Try it: From the records below, copy out each line that has the word "subtitle".

Data records:
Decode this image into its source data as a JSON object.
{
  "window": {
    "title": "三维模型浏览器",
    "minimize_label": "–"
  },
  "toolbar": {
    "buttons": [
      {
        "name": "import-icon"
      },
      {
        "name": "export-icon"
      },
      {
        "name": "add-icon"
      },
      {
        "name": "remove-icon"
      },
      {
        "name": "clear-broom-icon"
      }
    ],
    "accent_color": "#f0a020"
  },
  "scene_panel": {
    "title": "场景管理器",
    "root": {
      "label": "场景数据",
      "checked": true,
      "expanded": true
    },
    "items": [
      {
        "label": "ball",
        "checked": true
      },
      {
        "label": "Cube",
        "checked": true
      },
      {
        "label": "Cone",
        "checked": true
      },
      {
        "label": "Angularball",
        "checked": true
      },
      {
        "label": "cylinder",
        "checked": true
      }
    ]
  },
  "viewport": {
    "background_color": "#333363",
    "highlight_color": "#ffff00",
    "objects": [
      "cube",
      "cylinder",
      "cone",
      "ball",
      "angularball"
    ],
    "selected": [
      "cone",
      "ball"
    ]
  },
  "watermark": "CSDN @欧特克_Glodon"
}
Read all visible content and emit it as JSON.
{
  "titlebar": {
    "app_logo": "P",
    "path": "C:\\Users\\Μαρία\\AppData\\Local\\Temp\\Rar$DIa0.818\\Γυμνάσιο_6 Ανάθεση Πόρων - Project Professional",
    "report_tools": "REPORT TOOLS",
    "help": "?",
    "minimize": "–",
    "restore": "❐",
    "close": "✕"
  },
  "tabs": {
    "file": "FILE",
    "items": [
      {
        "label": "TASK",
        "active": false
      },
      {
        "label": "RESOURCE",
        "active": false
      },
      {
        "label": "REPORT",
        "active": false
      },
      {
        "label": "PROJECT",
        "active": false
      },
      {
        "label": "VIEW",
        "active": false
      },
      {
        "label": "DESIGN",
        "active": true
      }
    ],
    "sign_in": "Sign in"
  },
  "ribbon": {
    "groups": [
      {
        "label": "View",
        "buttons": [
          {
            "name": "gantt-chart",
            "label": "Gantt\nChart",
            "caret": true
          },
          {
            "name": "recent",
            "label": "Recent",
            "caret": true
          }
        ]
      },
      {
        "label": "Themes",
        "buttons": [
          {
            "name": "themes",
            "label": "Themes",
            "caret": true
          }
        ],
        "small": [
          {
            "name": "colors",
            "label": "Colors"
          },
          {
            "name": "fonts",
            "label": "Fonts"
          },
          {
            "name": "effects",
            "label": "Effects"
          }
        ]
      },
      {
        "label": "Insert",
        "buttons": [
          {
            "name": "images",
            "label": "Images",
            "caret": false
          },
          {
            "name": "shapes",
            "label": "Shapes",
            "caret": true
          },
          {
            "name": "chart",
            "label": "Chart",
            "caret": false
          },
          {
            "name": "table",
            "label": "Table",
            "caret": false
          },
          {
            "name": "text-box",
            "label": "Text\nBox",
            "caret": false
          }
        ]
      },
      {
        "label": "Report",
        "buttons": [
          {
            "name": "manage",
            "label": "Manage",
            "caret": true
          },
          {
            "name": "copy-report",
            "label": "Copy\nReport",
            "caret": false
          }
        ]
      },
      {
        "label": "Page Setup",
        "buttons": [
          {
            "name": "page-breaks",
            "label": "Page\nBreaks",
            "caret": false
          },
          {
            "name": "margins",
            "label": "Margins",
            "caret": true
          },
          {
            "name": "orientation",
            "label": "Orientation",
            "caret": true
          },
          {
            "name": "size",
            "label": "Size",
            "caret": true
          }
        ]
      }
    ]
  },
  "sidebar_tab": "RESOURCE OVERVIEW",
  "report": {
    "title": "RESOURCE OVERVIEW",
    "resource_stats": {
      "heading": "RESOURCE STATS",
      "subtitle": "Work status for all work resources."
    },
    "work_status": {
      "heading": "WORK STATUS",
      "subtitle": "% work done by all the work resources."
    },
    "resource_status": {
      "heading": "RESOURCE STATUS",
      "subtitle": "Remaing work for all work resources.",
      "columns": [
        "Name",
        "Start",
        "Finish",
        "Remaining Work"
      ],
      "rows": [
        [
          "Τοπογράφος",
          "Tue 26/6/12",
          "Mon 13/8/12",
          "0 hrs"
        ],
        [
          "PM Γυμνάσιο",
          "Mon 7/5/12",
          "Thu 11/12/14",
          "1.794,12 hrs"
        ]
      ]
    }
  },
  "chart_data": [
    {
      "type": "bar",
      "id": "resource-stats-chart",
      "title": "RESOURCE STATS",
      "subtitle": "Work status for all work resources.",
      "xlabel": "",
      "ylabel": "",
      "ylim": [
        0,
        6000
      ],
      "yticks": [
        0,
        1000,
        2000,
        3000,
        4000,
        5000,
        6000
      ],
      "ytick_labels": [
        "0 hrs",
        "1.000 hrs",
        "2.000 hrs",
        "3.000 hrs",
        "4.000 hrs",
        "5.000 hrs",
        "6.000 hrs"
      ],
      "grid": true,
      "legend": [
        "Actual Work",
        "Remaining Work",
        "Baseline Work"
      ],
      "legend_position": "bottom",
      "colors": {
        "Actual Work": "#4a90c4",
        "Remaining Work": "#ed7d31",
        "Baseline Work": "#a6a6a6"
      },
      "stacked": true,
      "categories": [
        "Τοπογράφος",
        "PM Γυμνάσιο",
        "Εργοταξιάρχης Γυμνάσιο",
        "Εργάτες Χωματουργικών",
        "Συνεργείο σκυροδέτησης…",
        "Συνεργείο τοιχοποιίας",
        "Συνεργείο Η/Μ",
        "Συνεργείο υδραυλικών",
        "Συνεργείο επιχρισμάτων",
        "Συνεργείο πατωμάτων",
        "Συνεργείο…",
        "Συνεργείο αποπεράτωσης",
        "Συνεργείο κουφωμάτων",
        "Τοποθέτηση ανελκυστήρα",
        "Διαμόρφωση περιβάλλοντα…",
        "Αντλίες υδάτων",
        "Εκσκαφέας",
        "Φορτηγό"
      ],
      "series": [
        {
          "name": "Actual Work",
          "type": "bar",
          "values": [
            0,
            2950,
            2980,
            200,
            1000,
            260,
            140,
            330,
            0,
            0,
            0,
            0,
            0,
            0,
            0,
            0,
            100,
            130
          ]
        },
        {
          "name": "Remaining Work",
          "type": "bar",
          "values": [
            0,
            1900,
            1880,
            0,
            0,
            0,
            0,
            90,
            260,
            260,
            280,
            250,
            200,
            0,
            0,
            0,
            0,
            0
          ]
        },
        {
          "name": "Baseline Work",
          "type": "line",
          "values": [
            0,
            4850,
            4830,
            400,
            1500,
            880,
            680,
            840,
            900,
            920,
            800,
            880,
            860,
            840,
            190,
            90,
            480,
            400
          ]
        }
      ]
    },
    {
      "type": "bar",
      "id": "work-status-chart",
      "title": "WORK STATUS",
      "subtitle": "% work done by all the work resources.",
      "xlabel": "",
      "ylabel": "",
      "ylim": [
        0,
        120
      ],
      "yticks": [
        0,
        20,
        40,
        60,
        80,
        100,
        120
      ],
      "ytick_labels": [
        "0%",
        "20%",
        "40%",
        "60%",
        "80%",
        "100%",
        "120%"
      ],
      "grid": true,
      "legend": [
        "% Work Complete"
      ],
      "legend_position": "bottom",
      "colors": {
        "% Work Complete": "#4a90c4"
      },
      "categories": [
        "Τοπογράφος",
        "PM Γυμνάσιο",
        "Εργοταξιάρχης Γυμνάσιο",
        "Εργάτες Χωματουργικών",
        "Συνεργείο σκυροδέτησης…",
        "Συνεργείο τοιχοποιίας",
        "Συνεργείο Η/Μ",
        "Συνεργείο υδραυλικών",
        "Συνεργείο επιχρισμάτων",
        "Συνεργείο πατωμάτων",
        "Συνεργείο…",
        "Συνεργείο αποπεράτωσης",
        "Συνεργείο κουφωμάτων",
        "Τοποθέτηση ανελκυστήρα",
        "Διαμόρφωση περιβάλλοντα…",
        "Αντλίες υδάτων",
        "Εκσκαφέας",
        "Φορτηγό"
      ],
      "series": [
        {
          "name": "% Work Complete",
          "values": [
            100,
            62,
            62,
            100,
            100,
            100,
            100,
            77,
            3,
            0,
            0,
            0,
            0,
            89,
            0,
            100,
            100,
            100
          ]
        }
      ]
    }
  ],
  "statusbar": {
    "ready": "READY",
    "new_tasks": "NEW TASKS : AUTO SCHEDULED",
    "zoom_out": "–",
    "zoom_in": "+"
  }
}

Expected answer:
      "subtitle": "Work status for all work resources."
      "subtitle": "% work done by all the work resources."
      "subtitle": "Remaing work for all work resources.",
      "subtitle": "Work status for all work resources.",
      "subtitle": "% work done by all the work resources.",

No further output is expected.